Recorded data:
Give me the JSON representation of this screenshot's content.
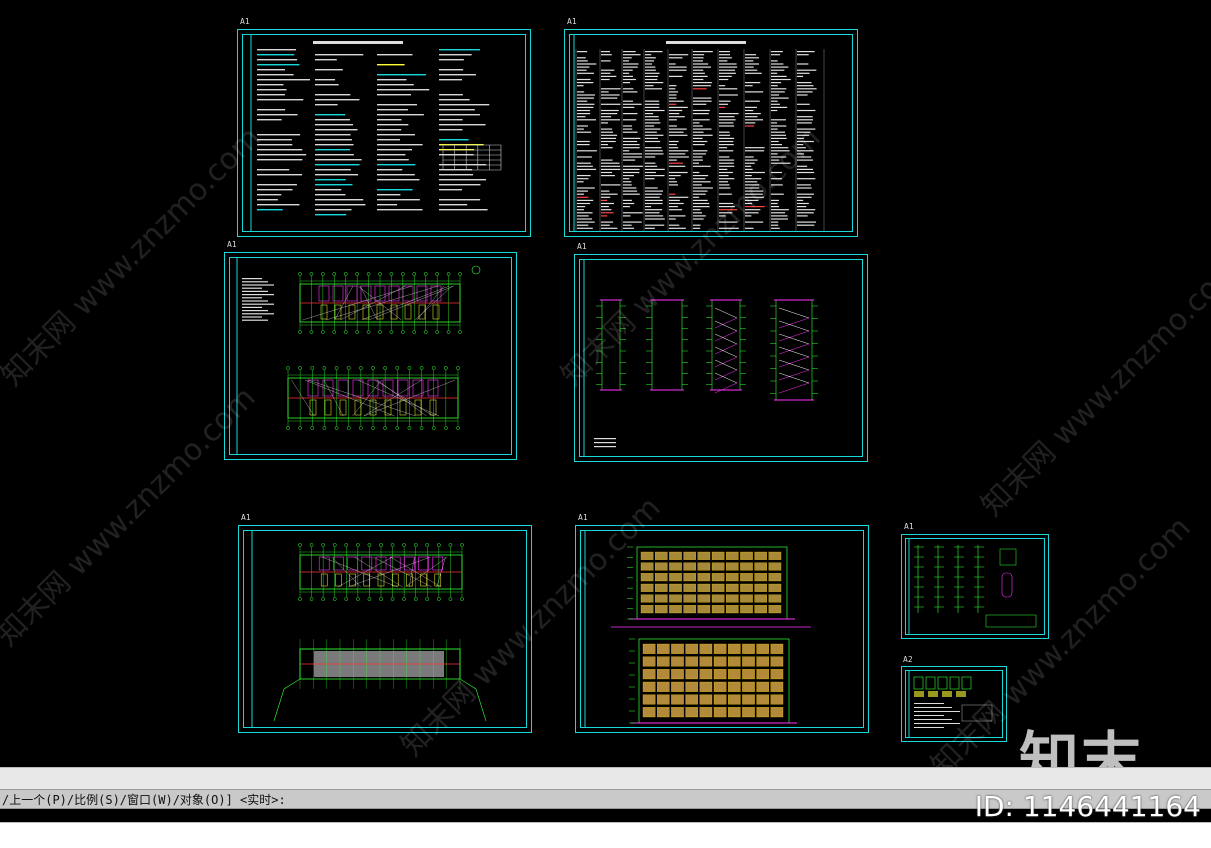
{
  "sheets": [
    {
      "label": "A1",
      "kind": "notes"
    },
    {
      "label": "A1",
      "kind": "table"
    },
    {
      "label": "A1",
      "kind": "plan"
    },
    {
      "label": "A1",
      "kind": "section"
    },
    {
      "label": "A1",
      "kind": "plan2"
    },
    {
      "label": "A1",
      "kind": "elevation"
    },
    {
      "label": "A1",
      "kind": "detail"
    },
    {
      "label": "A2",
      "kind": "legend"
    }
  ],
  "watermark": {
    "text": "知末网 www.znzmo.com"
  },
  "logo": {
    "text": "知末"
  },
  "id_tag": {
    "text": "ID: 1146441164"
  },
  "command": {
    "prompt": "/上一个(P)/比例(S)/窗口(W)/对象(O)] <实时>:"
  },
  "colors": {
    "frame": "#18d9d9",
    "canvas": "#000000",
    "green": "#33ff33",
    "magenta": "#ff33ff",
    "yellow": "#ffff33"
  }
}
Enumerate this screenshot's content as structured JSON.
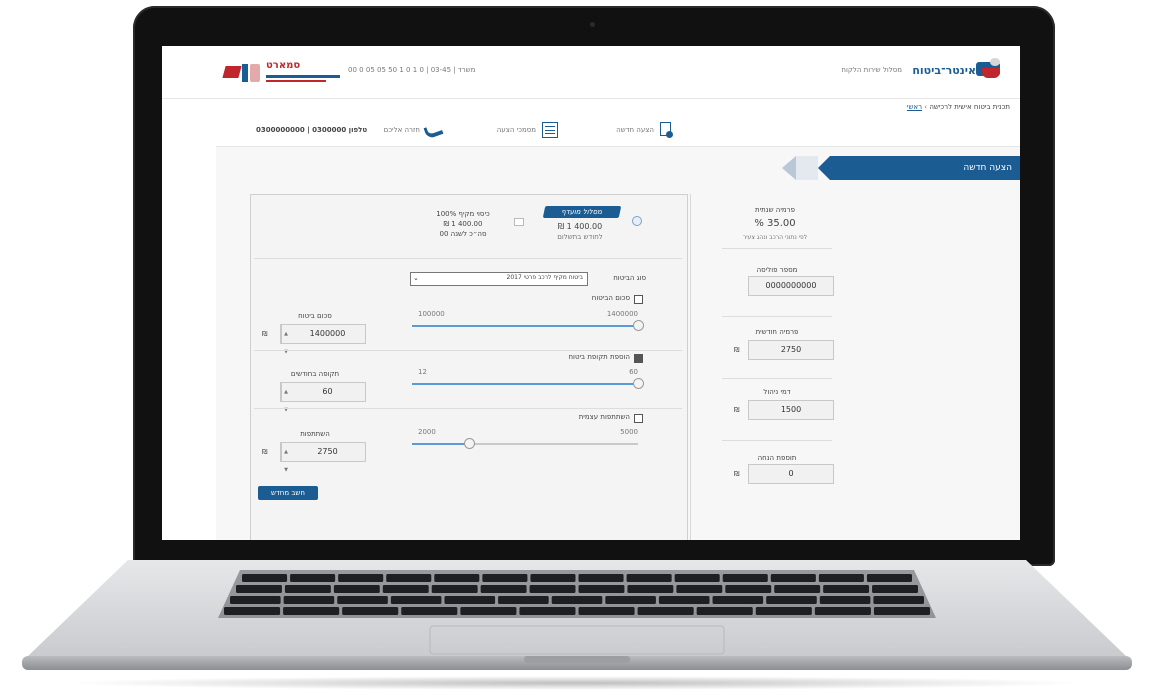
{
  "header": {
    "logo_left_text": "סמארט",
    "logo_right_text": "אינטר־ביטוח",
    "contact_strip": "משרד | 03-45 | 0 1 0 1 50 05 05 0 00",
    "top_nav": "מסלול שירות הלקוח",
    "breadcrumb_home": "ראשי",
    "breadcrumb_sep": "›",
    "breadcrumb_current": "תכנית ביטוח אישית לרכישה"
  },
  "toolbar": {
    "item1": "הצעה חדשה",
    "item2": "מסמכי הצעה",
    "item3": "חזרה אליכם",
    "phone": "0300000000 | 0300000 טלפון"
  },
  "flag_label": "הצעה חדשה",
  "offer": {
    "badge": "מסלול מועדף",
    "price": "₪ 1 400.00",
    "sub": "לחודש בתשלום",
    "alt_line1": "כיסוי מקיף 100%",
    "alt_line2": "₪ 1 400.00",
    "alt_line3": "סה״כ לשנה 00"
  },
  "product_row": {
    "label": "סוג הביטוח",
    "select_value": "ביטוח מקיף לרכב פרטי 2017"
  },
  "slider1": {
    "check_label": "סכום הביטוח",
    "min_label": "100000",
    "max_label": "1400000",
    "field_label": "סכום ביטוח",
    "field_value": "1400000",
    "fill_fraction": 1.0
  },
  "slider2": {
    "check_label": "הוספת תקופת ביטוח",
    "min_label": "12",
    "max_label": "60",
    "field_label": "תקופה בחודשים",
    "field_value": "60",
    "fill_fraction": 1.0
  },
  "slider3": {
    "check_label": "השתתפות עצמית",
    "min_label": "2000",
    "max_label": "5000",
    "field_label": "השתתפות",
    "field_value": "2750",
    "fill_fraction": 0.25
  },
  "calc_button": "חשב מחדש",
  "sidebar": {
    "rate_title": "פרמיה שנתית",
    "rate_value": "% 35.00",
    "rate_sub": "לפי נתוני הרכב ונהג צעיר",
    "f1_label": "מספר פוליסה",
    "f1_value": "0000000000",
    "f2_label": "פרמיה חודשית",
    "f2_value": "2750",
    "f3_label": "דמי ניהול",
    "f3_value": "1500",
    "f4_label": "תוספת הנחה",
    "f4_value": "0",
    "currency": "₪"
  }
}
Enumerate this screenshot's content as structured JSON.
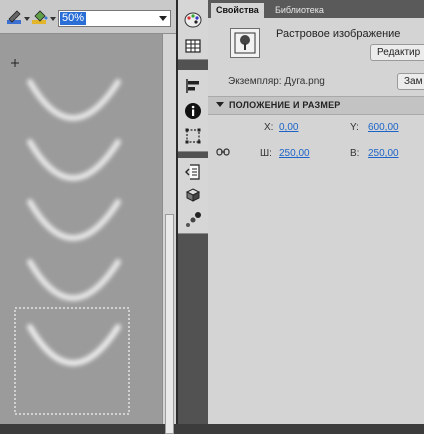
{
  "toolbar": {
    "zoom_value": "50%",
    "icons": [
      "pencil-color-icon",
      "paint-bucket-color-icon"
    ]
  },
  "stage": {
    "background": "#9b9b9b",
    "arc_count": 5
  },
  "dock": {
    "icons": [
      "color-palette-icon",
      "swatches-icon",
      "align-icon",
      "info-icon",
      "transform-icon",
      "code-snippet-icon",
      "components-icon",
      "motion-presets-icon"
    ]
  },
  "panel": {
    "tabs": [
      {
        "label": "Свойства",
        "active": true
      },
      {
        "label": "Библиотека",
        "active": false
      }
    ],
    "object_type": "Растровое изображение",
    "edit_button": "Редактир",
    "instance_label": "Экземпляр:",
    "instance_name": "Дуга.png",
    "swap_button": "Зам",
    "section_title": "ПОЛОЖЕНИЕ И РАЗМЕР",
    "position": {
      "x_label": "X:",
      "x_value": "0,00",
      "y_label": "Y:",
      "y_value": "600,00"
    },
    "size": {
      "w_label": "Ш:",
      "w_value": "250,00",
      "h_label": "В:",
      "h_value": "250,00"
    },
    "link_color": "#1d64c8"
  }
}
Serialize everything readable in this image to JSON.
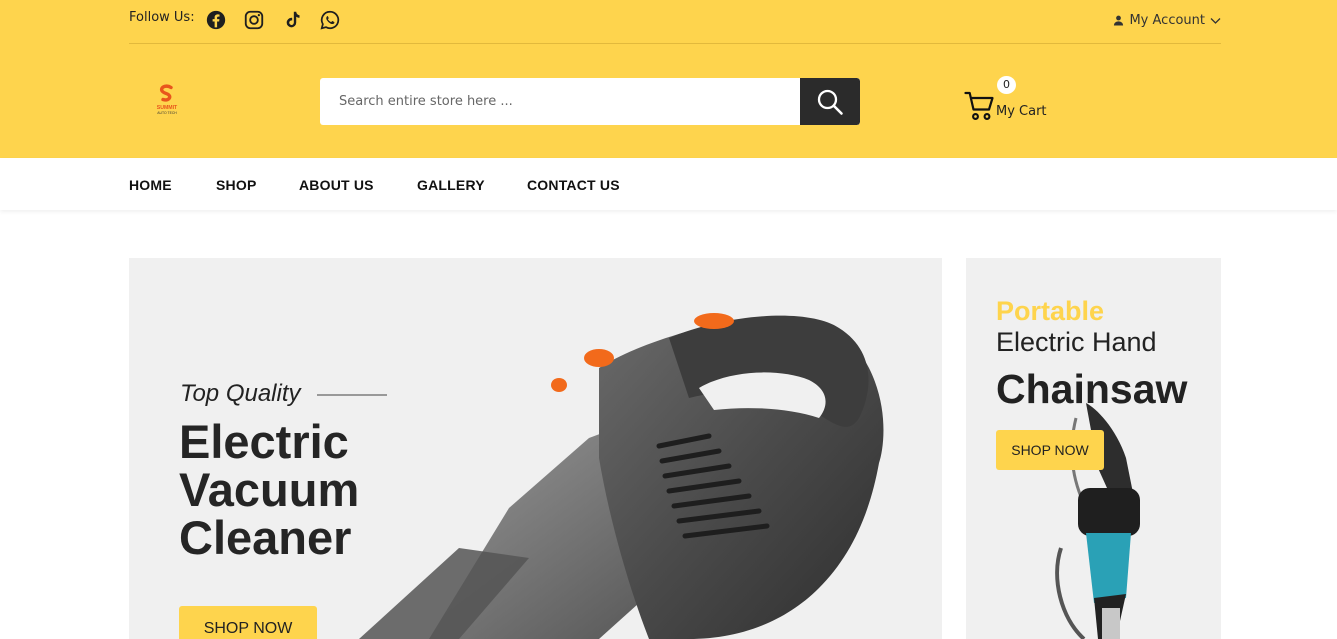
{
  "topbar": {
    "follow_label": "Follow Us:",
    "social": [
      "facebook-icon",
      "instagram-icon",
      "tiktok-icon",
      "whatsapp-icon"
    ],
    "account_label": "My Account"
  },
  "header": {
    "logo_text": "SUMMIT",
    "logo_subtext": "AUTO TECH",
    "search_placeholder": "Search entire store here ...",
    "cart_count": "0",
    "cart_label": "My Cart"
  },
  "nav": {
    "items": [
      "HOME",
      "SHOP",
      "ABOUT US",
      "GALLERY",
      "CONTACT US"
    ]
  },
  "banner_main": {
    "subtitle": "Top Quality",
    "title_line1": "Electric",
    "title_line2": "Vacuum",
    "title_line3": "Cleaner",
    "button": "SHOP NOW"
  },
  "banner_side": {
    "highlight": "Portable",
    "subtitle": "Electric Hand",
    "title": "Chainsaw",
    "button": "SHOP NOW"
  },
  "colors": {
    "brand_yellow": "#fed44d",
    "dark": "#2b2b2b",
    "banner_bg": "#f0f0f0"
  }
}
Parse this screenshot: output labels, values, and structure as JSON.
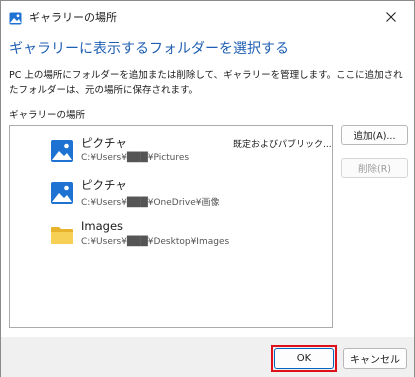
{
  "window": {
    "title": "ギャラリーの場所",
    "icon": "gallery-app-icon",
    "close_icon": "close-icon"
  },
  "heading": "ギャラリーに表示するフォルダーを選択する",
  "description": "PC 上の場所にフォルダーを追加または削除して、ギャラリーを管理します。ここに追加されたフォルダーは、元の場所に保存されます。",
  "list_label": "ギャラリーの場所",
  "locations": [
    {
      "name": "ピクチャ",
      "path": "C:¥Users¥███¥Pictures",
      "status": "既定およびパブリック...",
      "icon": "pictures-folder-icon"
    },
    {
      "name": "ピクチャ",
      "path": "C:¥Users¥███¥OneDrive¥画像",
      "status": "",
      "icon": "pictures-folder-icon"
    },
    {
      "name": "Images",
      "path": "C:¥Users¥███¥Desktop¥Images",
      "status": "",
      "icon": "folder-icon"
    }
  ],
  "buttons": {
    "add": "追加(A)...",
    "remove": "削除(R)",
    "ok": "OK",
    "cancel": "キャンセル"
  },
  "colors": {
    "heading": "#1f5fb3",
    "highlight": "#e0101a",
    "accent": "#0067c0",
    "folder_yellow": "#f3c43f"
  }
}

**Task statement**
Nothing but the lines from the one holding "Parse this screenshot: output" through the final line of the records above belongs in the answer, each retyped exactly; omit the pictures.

**Response to this exercise**
Parse this screenshot: output labels, values, and structure as JSON.
{
  "window": {
    "title": "ギャラリーの場所",
    "icon": "gallery-app-icon",
    "close_icon": "close-icon"
  },
  "heading": "ギャラリーに表示するフォルダーを選択する",
  "description": "PC 上の場所にフォルダーを追加または削除して、ギャラリーを管理します。ここに追加されたフォルダーは、元の場所に保存されます。",
  "list_label": "ギャラリーの場所",
  "locations": [
    {
      "name": "ピクチャ",
      "path": "C:¥Users¥███¥Pictures",
      "status": "既定およびパブリック...",
      "icon": "pictures-folder-icon"
    },
    {
      "name": "ピクチャ",
      "path": "C:¥Users¥███¥OneDrive¥画像",
      "status": "",
      "icon": "pictures-folder-icon"
    },
    {
      "name": "Images",
      "path": "C:¥Users¥███¥Desktop¥Images",
      "status": "",
      "icon": "folder-icon"
    }
  ],
  "buttons": {
    "add": "追加(A)...",
    "remove": "削除(R)",
    "ok": "OK",
    "cancel": "キャンセル"
  },
  "colors": {
    "heading": "#1f5fb3",
    "highlight": "#e0101a",
    "accent": "#0067c0",
    "folder_yellow": "#f3c43f"
  }
}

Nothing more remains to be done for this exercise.